Condition: knowing the condition of the roof is a critical part of the decision making process. If the majority of the roof is in good shape but you are missing a few shingles you may just want to repair the shingles. Maybe the wind is steady against the front of your house but not the back. You might need to replace the front half every 5 years and the whole thing every 10. When enough shingles have blown off, they are deteriorated, or they are reaching the end of their lifecycle, then it may need to be replaced. If you installed 20 year shingles and it’s been 19 years you might want to consider replacement.

Budget: replacing a roof is an expensive endeavor and you want to make sure you have the money to cover the cost or the roofer might not show up. Knowing the condition helps tremendously with budgeting. Environmental factors: you don’t want to expose the roof to rain or snow. That’s what it’s supposed to keep out, right? You might skip scheduling it in April (April showers) and wait till July or August to make repairs.

Material requirements: the ideal temperature for asphalt shingle installation is between 70 and 80 degrees. Any colder than 70 and they may not seal correctly.

Resources: you’ll inevitably need some resources to help. Probably a ladder or some type of lift, extra manpower, a truck to get your materials to the house, etc.

Safety: if you install your own shingles you’ll want to make sure your ladder is safe, that you always use a three point stance when climbing up and down, and that you have a harness among other things. Or you can hire a professional and let them worry about it. So like the homeowner, budgets, asset conditions, environmental factors (weather/seasonal), material requirements, resources, and safety all have an effect on the decision making process of Transportation Asset Management.

The Asset Manager has to also consider items the homeowner does not: the scale (number of assets and locations) and contending with traffic. Asset locations: the homeowner’s asset is in one location, where the maintenance manager has tens of thousands of assets of different types scattered over hundreds of miles. In this situation, the asset location becomes important to help direct work and eliminate wasted efforts.

But wait a minute! That’s great you are considering all these different factors, but why are you in my way? The homeowner doesn’t have to contend with Traffic. With scheduled work, some maintenance work can be completed at night when traffic volumes are low. But even low traffic volumes have increased risk factors such as an increase in the number of drunk and tired drivers. Some work is just better accomplished during the day. You have more light to see and temperatures are usually more conducive for the workers and materials used.

Either way, the maintenance worker has to keep one eye on traffic and one eye on the job. They work just feet away from 2 ton hunks of steel traveling at 70 miles per hour. Traffic engineers do everything they can to keep workers safe. They design special boxes to go on big trucks that absorb the blow of a misdirected vehicle called crash attenuators; and they require workers to install signs, cones, barrels, messages signs that give the traveling public as much advanced warning as possible. The public can also call 511 for traffic information, check the 511 app, or use third party apps such as Google Maps and Waze all to see how traffic is flowing.

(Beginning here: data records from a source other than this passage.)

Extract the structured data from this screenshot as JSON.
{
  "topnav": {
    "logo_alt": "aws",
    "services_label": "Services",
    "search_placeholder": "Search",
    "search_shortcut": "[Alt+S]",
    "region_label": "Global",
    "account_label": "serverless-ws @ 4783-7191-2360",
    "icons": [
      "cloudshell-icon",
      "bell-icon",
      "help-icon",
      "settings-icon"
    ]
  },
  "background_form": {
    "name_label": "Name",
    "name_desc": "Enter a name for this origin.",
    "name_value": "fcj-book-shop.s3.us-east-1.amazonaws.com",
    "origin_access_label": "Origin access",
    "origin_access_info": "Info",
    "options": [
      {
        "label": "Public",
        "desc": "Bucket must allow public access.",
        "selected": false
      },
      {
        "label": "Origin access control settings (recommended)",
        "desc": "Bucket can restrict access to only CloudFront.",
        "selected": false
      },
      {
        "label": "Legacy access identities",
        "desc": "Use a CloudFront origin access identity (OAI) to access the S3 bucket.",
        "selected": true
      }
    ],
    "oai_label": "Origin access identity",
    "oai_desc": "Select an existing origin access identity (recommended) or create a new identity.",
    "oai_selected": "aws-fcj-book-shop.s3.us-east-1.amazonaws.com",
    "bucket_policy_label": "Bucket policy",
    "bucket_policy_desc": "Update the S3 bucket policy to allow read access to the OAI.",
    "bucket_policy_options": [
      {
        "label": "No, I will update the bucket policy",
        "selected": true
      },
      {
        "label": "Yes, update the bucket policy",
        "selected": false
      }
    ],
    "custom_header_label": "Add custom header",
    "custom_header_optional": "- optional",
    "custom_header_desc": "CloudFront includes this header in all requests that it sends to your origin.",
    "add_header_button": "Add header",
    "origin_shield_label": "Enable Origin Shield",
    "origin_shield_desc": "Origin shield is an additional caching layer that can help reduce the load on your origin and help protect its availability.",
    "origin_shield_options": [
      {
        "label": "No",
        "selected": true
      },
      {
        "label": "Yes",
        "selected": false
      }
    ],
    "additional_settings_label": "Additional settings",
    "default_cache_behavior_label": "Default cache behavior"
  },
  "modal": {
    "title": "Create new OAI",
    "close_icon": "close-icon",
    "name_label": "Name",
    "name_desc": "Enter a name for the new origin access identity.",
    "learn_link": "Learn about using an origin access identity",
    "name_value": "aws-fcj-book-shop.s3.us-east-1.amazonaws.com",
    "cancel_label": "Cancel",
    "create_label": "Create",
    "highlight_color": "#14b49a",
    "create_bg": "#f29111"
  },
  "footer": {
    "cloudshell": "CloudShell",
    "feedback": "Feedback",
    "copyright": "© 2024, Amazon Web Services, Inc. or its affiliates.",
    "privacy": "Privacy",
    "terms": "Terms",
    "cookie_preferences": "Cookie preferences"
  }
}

We refer to juggling all these different variables as Transportation Asset Management. This is all done to keep the infrastructure in the best shape possible for as long as possible, to keep the workers and traveling public safe, and make sure travelers can get from point A to point B with as little interruption as possible while staying within budgets. So the next time you run across a work zone hopefully you’ll have a better appreciation for the amount of work and planning that has gone into that work.